## Dataset records

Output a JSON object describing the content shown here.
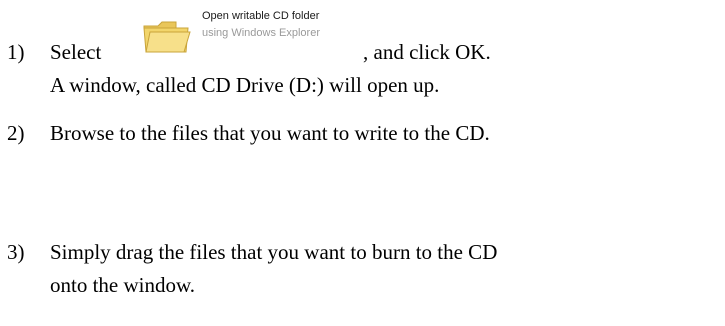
{
  "steps": [
    {
      "number": "1)",
      "text_before": "Select",
      "text_after": ", and click OK.",
      "line2": "A window, called CD Drive (D:) will open up."
    },
    {
      "number": "2)",
      "text": "Browse to the files that you want to write to the CD."
    },
    {
      "number": "3)",
      "text": "Simply drag the files that you want to burn to the CD",
      "line2": "onto the window."
    }
  ],
  "option": {
    "title": "Open writable CD folder",
    "subtitle": "using Windows Explorer",
    "icon": "folder-icon",
    "colors": {
      "folder_fill": "#f2d56b",
      "folder_edge": "#c9a43a"
    }
  }
}
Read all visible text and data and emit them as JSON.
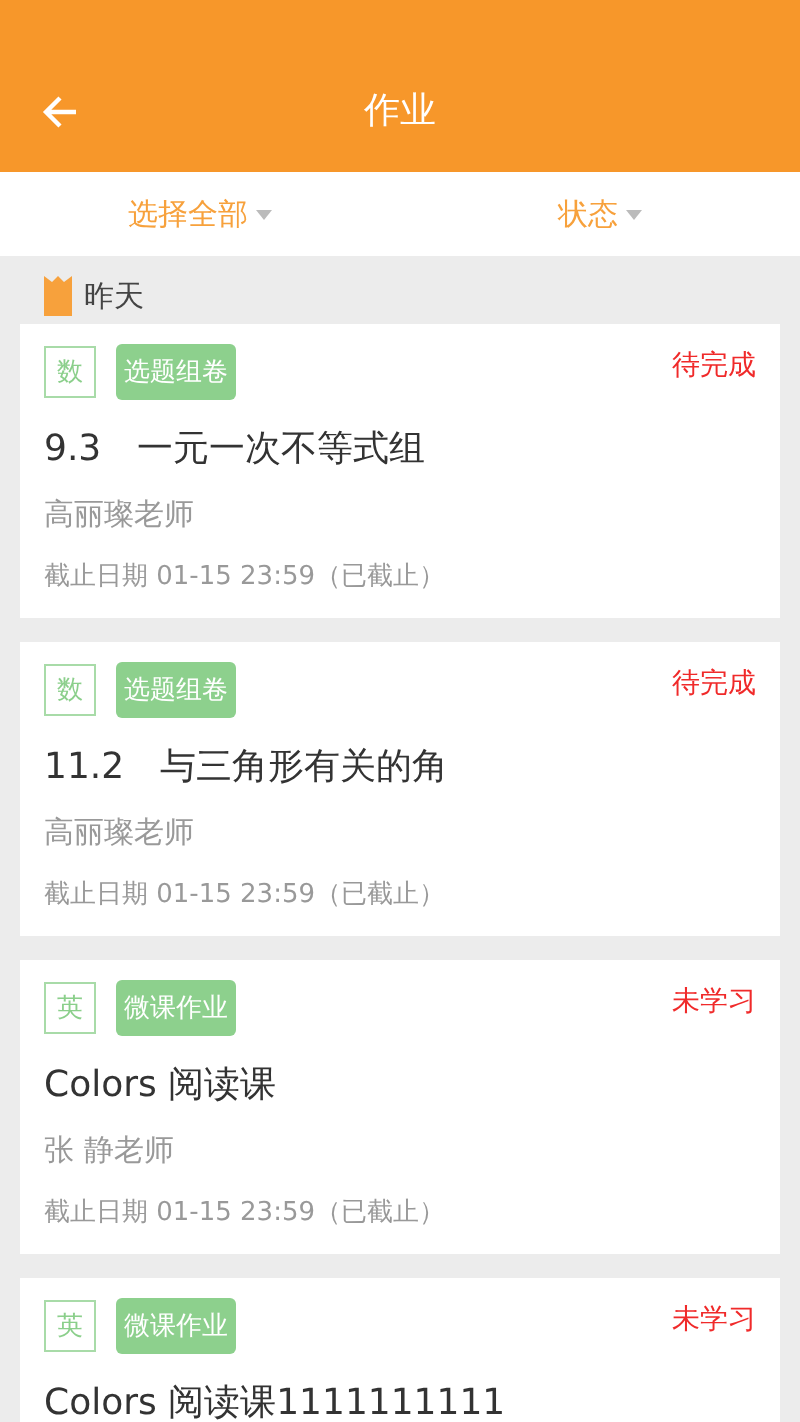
{
  "header": {
    "title": "作业"
  },
  "filters": [
    {
      "label": "选择全部"
    },
    {
      "label": "状态"
    }
  ],
  "section": {
    "label": "昨天"
  },
  "assignments": [
    {
      "subject": "数",
      "type": "选题组卷",
      "status": "待完成",
      "title": "9.3　一元一次不等式组",
      "teacher": "高丽璨老师",
      "deadline": "截止日期 01-15 23:59（已截止）"
    },
    {
      "subject": "数",
      "type": "选题组卷",
      "status": "待完成",
      "title": "11.2　与三角形有关的角",
      "teacher": "高丽璨老师",
      "deadline": "截止日期 01-15 23:59（已截止）"
    },
    {
      "subject": "英",
      "type": "微课作业",
      "status": "未学习",
      "title": "Colors 阅读课",
      "teacher": "张  静老师",
      "deadline": "截止日期 01-15 23:59（已截止）"
    },
    {
      "subject": "英",
      "type": "微课作业",
      "status": "未学习",
      "title": "Colors 阅读课1111111111"
    }
  ]
}
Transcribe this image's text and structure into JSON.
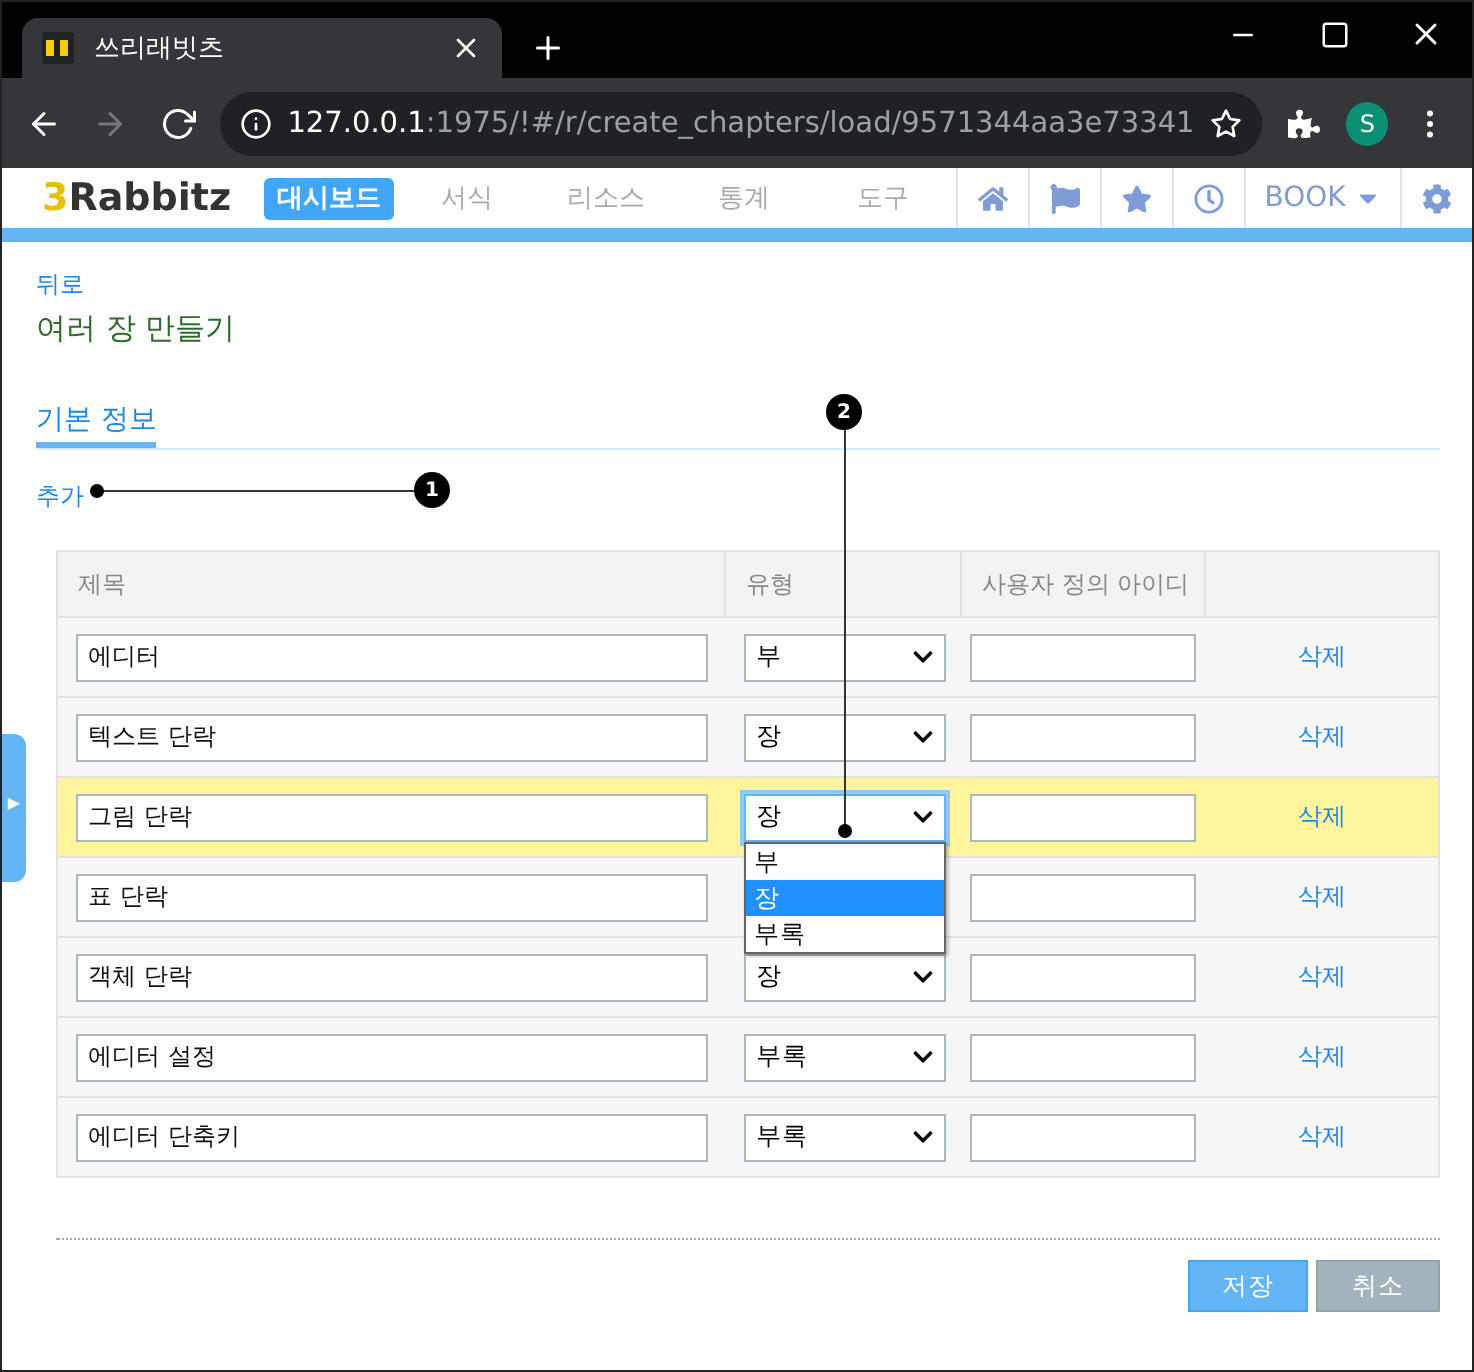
{
  "browser": {
    "tab_title": "쓰리래빗츠",
    "url_host": "127.0.0.1",
    "url_rest": ":1975/!#/r/create_chapters/load/9571344aa3e73341",
    "profile": "S"
  },
  "app": {
    "logo_mark": "3",
    "logo_text": "Rabbitz",
    "nav": [
      {
        "label": "대시보드",
        "selected": true
      },
      {
        "label": "서식",
        "selected": false
      },
      {
        "label": "리소스",
        "selected": false
      },
      {
        "label": "통계",
        "selected": false
      },
      {
        "label": "도구",
        "selected": false
      }
    ],
    "book_menu": "BOOK"
  },
  "back_link": "뒤로",
  "page_title": "여러 장 만들기",
  "section_tabs": [
    {
      "label": "기본 정보",
      "selected": true
    }
  ],
  "add_link": "추가",
  "table": {
    "columns": [
      "제목",
      "유형",
      "사용자 정의 아이디"
    ],
    "rows": [
      {
        "title": "에디터",
        "type": "부",
        "custom_id": "",
        "delete": "삭제",
        "highlighted": false
      },
      {
        "title": "텍스트 단락",
        "type": "장",
        "custom_id": "",
        "delete": "삭제",
        "highlighted": false
      },
      {
        "title": "그림 단락",
        "type": "장",
        "custom_id": "",
        "delete": "삭제",
        "highlighted": true,
        "dropdown_open": true
      },
      {
        "title": "표 단락",
        "custom_id": "",
        "delete": "삭제",
        "highlighted": false
      },
      {
        "title": "객체 단락",
        "type": "장",
        "custom_id": "",
        "delete": "삭제",
        "highlighted": false
      },
      {
        "title": "에디터 설정",
        "type": "부록",
        "custom_id": "",
        "delete": "삭제",
        "highlighted": false
      },
      {
        "title": "에디터 단축키",
        "type": "부록",
        "custom_id": "",
        "delete": "삭제",
        "highlighted": false
      }
    ]
  },
  "dropdown": {
    "options": [
      {
        "label": "부",
        "selected": false
      },
      {
        "label": "장",
        "selected": true
      },
      {
        "label": "부록",
        "selected": false
      }
    ]
  },
  "callouts": [
    "1",
    "2"
  ],
  "sidebar_handle": "▶",
  "buttons": [
    {
      "label": "저장",
      "kind": "primary"
    },
    {
      "label": "취소",
      "kind": "secondary"
    }
  ]
}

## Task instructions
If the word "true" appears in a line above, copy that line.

## Your solution
        "selected": true
      "selected": true
        "highlighted": true,
        "dropdown_open": true
        "selected": true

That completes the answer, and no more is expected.